Segment Start: Records for the exercise

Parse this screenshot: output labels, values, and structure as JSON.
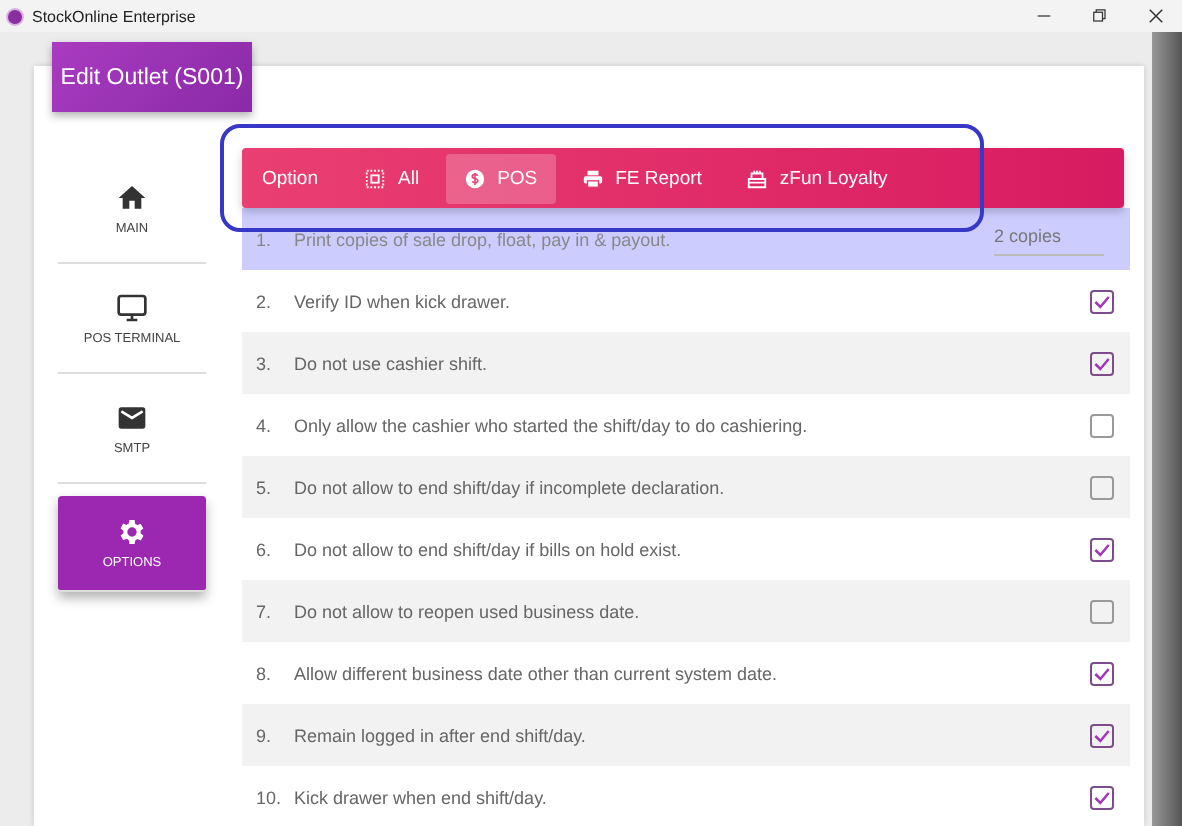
{
  "window": {
    "title": "StockOnline Enterprise"
  },
  "header": {
    "title": "Edit Outlet (S001)"
  },
  "sidebar": {
    "items": [
      {
        "label": "MAIN",
        "selected": false
      },
      {
        "label": "POS TERMINAL",
        "selected": false
      },
      {
        "label": "SMTP",
        "selected": false
      },
      {
        "label": "OPTIONS",
        "selected": true
      }
    ]
  },
  "toolbar": {
    "label": "Option",
    "tabs": [
      {
        "label": "All",
        "selected": false
      },
      {
        "label": "POS",
        "selected": true
      },
      {
        "label": "FE Report",
        "selected": false
      },
      {
        "label": "zFun Loyalty",
        "selected": false
      }
    ]
  },
  "options": [
    {
      "number": "1.",
      "text": "Print copies of sale drop, float, pay in & payout.",
      "kind": "value",
      "value": "2 copies",
      "selected": true
    },
    {
      "number": "2.",
      "text": "Verify ID when kick drawer.",
      "kind": "checkbox",
      "checked": true,
      "selected": false
    },
    {
      "number": "3.",
      "text": "Do not use cashier shift.",
      "kind": "checkbox",
      "checked": true,
      "selected": false
    },
    {
      "number": "4.",
      "text": "Only allow the cashier who started the shift/day to do cashiering.",
      "kind": "checkbox",
      "checked": false,
      "selected": false
    },
    {
      "number": "5.",
      "text": "Do not allow to end shift/day if incomplete declaration.",
      "kind": "checkbox",
      "checked": false,
      "selected": false
    },
    {
      "number": "6.",
      "text": "Do not allow to end shift/day if bills on hold exist.",
      "kind": "checkbox",
      "checked": true,
      "selected": false
    },
    {
      "number": "7.",
      "text": "Do not allow to reopen used business date.",
      "kind": "checkbox",
      "checked": false,
      "selected": false
    },
    {
      "number": "8.",
      "text": "Allow different business date other than current system date.",
      "kind": "checkbox",
      "checked": true,
      "selected": false
    },
    {
      "number": "9.",
      "text": "Remain logged in after end shift/day.",
      "kind": "checkbox",
      "checked": true,
      "selected": false
    },
    {
      "number": "10.",
      "text": "Kick drawer when end shift/day.",
      "kind": "checkbox",
      "checked": true,
      "selected": false
    }
  ]
}
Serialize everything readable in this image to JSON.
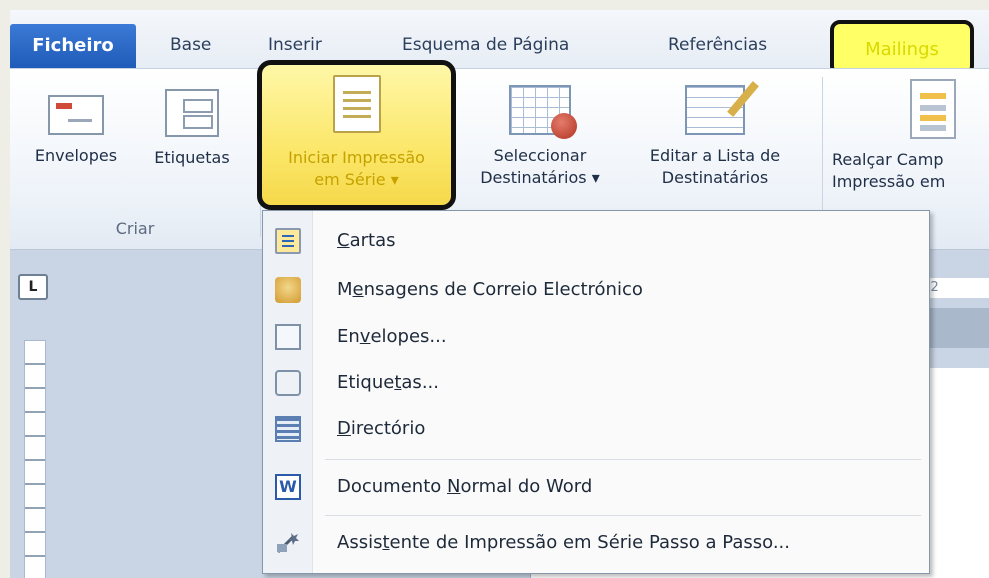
{
  "tabs": {
    "file": "Ficheiro",
    "base": "Base",
    "insert": "Inserir",
    "layout": "Esquema de Página",
    "references": "Referências",
    "mailings": "Mailings"
  },
  "ribbon": {
    "envelopes": "Envelopes",
    "labels": "Etiquetas",
    "start_merge_line1": "Iniciar Impressão",
    "start_merge_line2": "em Série ▾",
    "select_recipients_line1": "Seleccionar",
    "select_recipients_line2": "Destinatários ▾",
    "edit_list_line1": "Editar a Lista de",
    "edit_list_line2": "Destinatários",
    "highlight_line1": "Realçar Camp",
    "highlight_line2": "Impressão em",
    "group_create": "Criar"
  },
  "ruler": {
    "corner": "L",
    "h_fragment": "· · 2"
  },
  "menu": {
    "items": [
      {
        "pre": "",
        "ul": "C",
        "post": "artas"
      },
      {
        "pre": "M",
        "ul": "e",
        "post": "nsagens de Correio Electrónico"
      },
      {
        "pre": "En",
        "ul": "v",
        "post": "elopes..."
      },
      {
        "pre": "Etique",
        "ul": "t",
        "post": "as..."
      },
      {
        "pre": "",
        "ul": "D",
        "post": "irectório"
      },
      {
        "pre": "Documento ",
        "ul": "N",
        "post": "ormal do Word"
      },
      {
        "pre": "Assis",
        "ul": "t",
        "post": "ente de Impressão em Série Passo a Passo..."
      }
    ],
    "word_icon_letter": "W"
  }
}
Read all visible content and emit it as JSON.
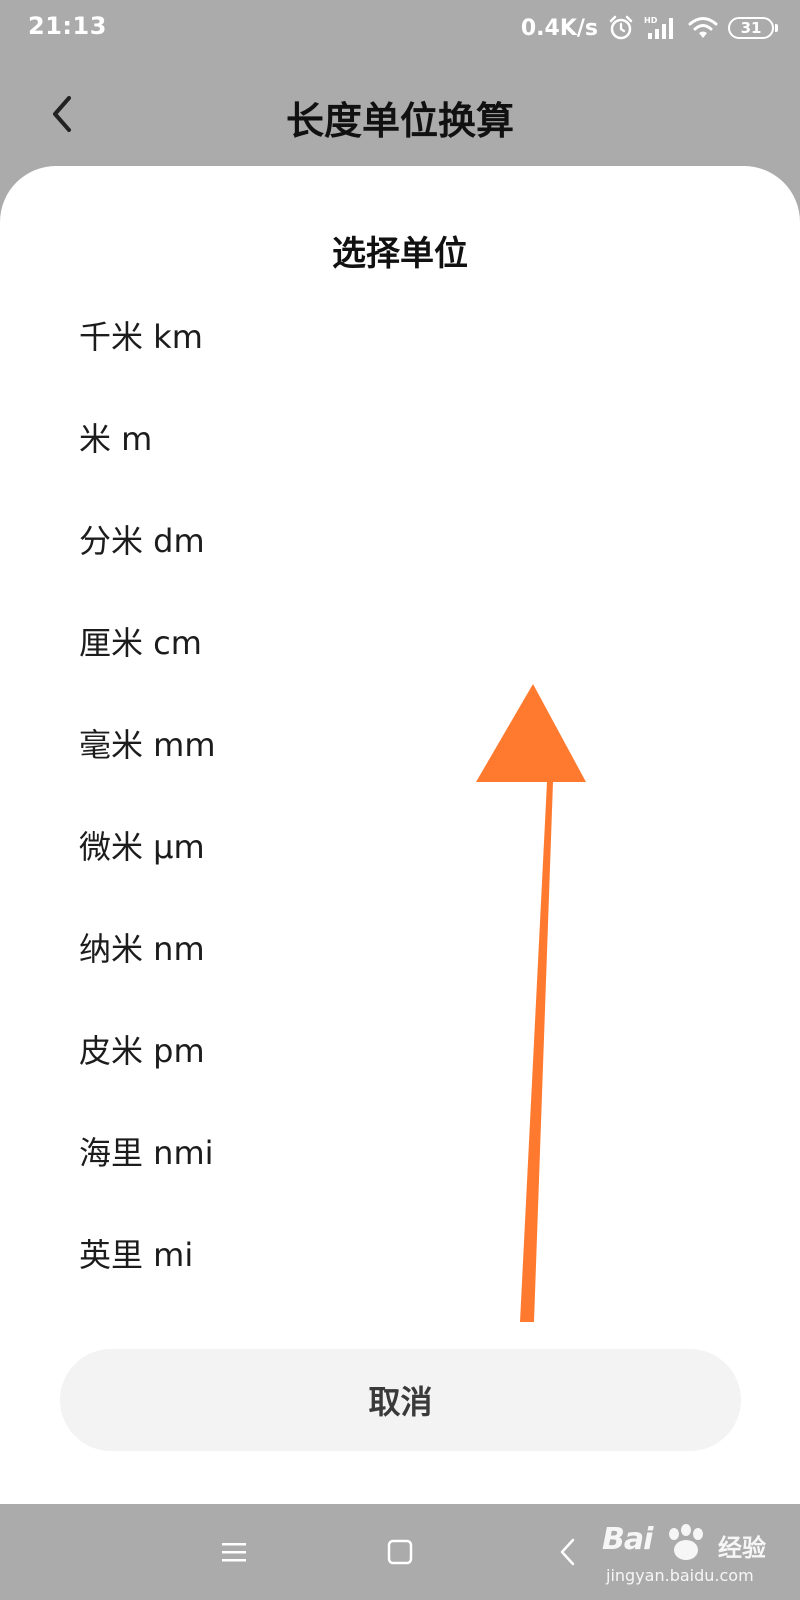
{
  "status_bar": {
    "time": "21:13",
    "net_speed": "0.4K/s",
    "battery_level": "31",
    "icons": [
      "alarm-icon",
      "hd-signal-icon",
      "wifi-icon",
      "battery-icon"
    ]
  },
  "header": {
    "title": "长度单位换算",
    "back_icon": "back-chevron-icon"
  },
  "sheet": {
    "title": "选择单位",
    "units": [
      {
        "label": "千米 km"
      },
      {
        "label": "米 m"
      },
      {
        "label": "分米 dm"
      },
      {
        "label": "厘米 cm"
      },
      {
        "label": "毫米 mm"
      },
      {
        "label": "微米 μm"
      },
      {
        "label": "纳米 nm"
      },
      {
        "label": "皮米 pm"
      },
      {
        "label": "海里 nmi"
      },
      {
        "label": "英里 mi"
      }
    ],
    "cancel_label": "取消"
  },
  "annotation": {
    "arrow_color": "#ff7a2e",
    "direction": "up"
  },
  "nav_bar": {
    "icons": [
      "menu-icon",
      "home-square-icon",
      "back-icon"
    ]
  },
  "watermark": {
    "logo": "Bai",
    "suffix": "经验",
    "url": "jingyan.baidu.com"
  },
  "colors": {
    "backdrop": "#ababab",
    "sheet": "#ffffff",
    "cancel_bg": "#f3f3f3"
  }
}
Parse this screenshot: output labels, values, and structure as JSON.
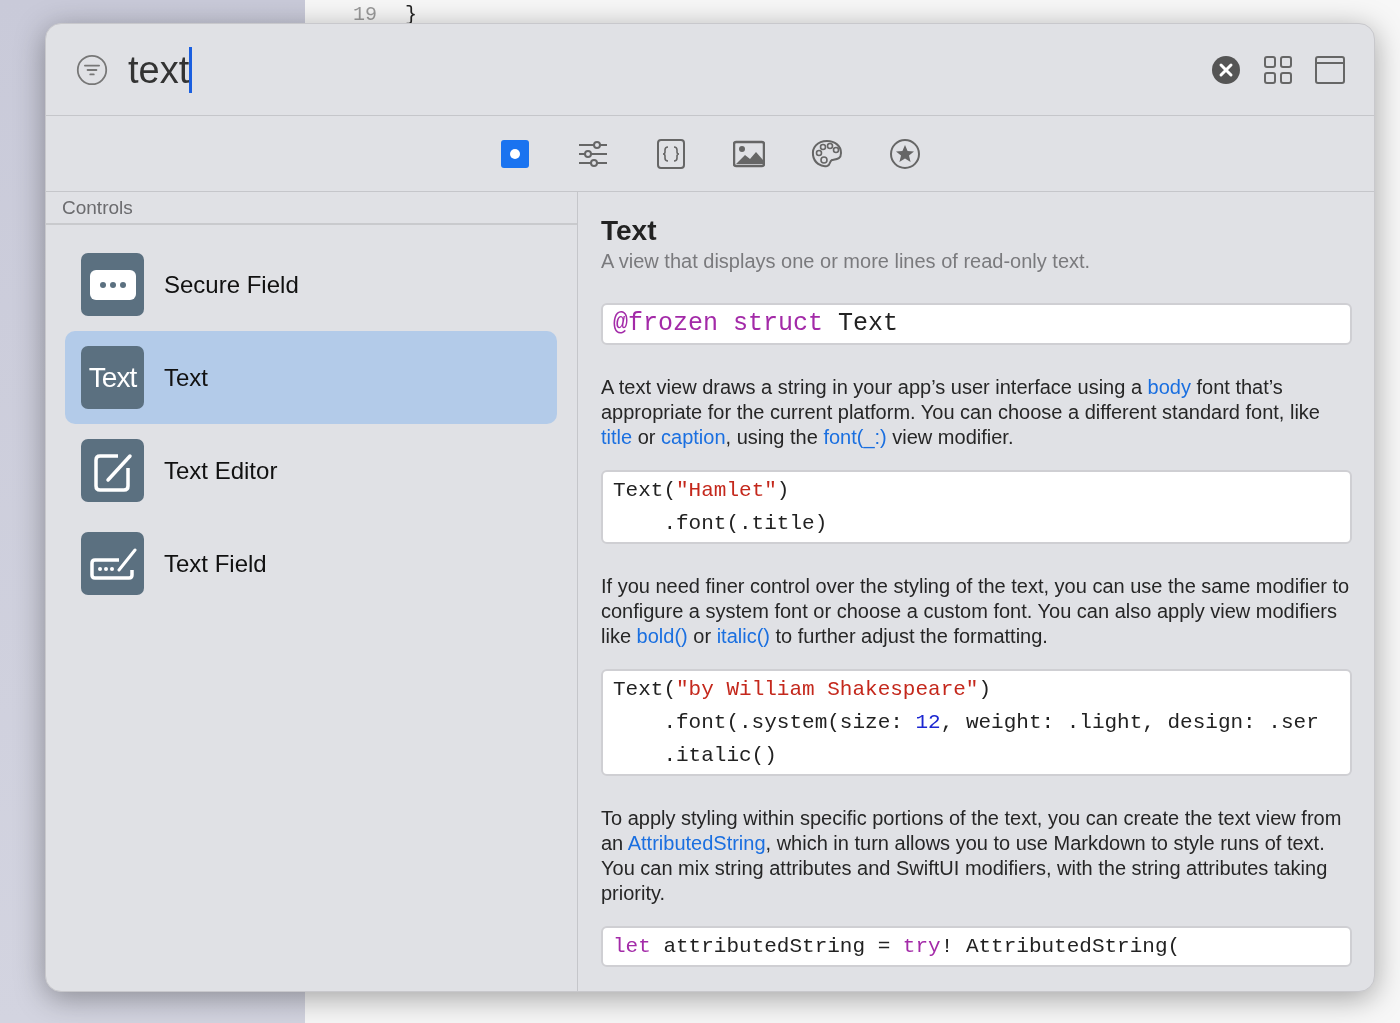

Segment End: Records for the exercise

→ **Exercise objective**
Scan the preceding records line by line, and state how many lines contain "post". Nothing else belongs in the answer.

→ **Exercise solution**
7